The preparation of Ratatouille involves a meticulous layering of sliced vegetables, creating a visually stunning dish that mirrors the colors of the Provencal landscape. Here is a step-by-step guide to crafting this culinary masterpiece:
a. Slicing the Vegetables:
- Consistent Thickness: Ensure uniform thickness for even cooking.
- Artful Arrangement: Alternately layer slices of eggplant, zucchini, and tomatoes in a circular or overlapping pattern.
b. Building the Base:
- Tomato Sauce: Create a flavorful base by combining tomatoes, onions, garlic, and herbs. This can be a simple tomato sauce or a more elaborate concassé.
c. Drizzling Olive Oil:
- Essential Elixir: Generously drizzle olive oil over the layered vegetables, infusing them with the richness and fruity notes characteristic of Provencal olive oils.
d. Slow Roasting:
- Gentle Cooking: Roast the dish at a low temperature, allowing the flavors to meld and the vegetables to become tender. This slow cooking process is key to the development of Ratatouille’s distinctive taste.
e. Garnishing with Fresh Herbs:
- Finishing Touch: Sprinkle fresh herbs, such as basil or parsley, over the Ratatouille just before serving to add a final burst of flavor and aroma.
Cultural Significance: More Than a Dish, It’s a Tradition
Ratatouille is not merely a dish; it is a reflection of the cultural and agricultural heritage of Provence. As a region blessed with an abundance of fresh produce, the people of Provence crafted Ratatouille as a way to showcase and celebrate the flavors of their land. This humble dish embodies the farm-to-table ethos, emphasizing seasonal and locally sourced ingredients.
Beyond its roots in traditional cuisine, Ratatouille gained international recognition through popular culture. The animated film “Ratatouille,” directed by Brad Bird, further elevated the dish to global acclaim. The movie’s protagonist, Remy the rat, creates a visually stunning Ratatouille dish that not only captivates the characters in the story but also inspired real-life chefs to recreate the iconic presentation.
Versatility: From Classic to Contemporary Interpretations
While the classic Ratatouille remains a timeless favorite, chefs around the world have embraced the dish and infused it with modern twists.
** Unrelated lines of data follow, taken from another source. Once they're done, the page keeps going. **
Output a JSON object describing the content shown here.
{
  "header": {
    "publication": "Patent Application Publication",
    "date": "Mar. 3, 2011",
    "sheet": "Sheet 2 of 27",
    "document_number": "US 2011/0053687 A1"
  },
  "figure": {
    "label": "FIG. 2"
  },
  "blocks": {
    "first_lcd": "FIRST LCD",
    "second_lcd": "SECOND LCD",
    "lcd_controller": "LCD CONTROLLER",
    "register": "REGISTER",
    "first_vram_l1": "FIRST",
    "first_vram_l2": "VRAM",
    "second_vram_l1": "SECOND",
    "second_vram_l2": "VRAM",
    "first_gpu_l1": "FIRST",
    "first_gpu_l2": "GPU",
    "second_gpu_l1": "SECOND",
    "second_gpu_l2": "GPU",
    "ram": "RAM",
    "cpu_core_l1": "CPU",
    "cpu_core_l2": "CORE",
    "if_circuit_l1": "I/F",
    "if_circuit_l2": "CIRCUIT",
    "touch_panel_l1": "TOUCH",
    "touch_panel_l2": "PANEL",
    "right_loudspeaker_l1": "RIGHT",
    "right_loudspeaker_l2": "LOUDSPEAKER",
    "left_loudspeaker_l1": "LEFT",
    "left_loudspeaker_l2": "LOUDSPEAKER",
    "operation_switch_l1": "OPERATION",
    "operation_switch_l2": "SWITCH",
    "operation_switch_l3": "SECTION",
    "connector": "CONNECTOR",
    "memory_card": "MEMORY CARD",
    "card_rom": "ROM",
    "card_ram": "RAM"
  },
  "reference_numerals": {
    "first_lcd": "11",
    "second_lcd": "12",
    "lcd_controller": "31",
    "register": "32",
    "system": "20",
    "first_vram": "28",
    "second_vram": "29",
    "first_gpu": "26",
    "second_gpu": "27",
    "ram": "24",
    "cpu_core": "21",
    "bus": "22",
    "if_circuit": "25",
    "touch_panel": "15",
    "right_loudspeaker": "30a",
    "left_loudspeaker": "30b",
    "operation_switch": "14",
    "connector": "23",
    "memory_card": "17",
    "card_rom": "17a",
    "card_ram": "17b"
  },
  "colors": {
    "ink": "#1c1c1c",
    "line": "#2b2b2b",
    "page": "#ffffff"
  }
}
Contemporary interpretations may include variations such as:
- Ratatouille Tart: Layers of Ratatouille arranged atop a flaky pastry.
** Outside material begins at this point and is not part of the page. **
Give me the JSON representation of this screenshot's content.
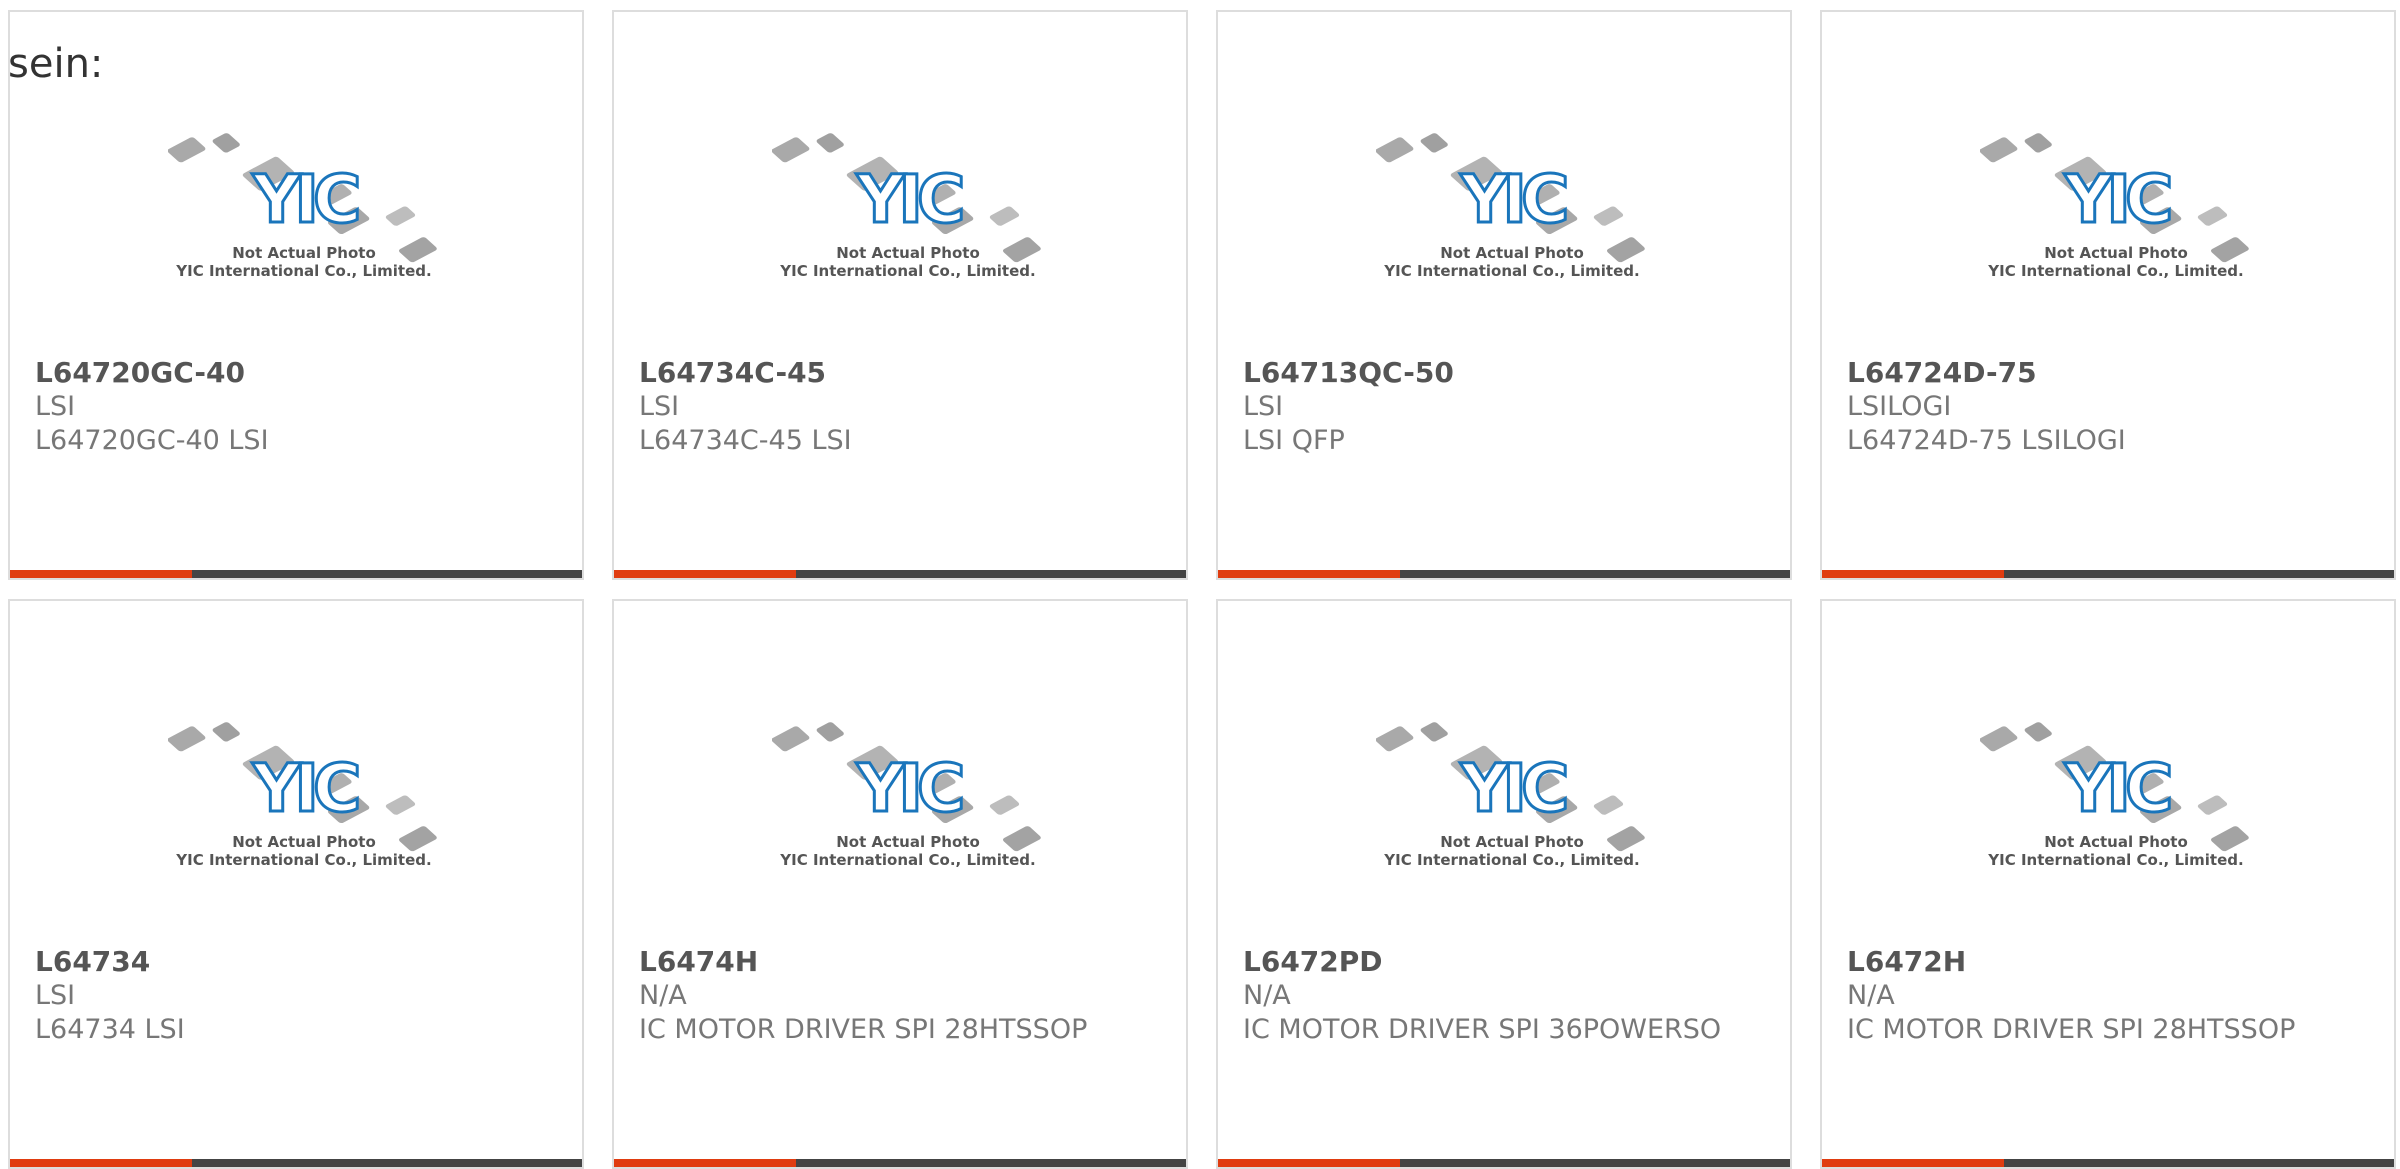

- Ratatouille Lasagna: Incorporating the vegetable medley into layers of lasagna sheets.
- Grilled Ratatouille: Vegetables grilled to perfection, offering a smoky flavor.
The adaptability of Ratatouille highlights its versatility, making it a staple in both traditional and innovative culinary landscapes.
Savoring the Experience: Ratatouille and the Art of Slow Food
Beyond its delectable taste, Ratatouille embodies the philosophy of slow food—an approach to cooking and dining that values locally sourced, seasonal ingredients and emphasizes the pleasure of shared meals. The process of slow roasting and layering the vegetables is a testament to the idea that good food takes time, care, and attention.
Savoring Ratatouille is not just about the flavors on the plate; it’s about relishing the experience of preparing and sharing a meal with loved ones. The communal aspect of enjoying Ratatouille aligns with the French tradition of appreciating meals as moments of connection and conviviality.
Embracing Ratatouille: A Culinary Journey to Provence
In conclusion, Ratatouille is more than a dish—it’s a culinary journey to the sun-drenched landscapes of Provence. From the careful selection of fresh vegetables to the artful layering and slow roasting, each step in the preparation of Ratatouille is a homage to the flavors and traditions of the region.
As you savor a plate of Ratatouille, whether in a quaint Provençal village or your own kitchen, you partake in a culinary celebration that transcends borders and cultures. It’s an invitation to experience the heart and soul of French cuisine, one that has been lovingly crafted and perfected over generations. So, pour a glass of wine, gather around the table with loved ones, and let the flavors of Ratatouille transport you to the enchanting world of Provence.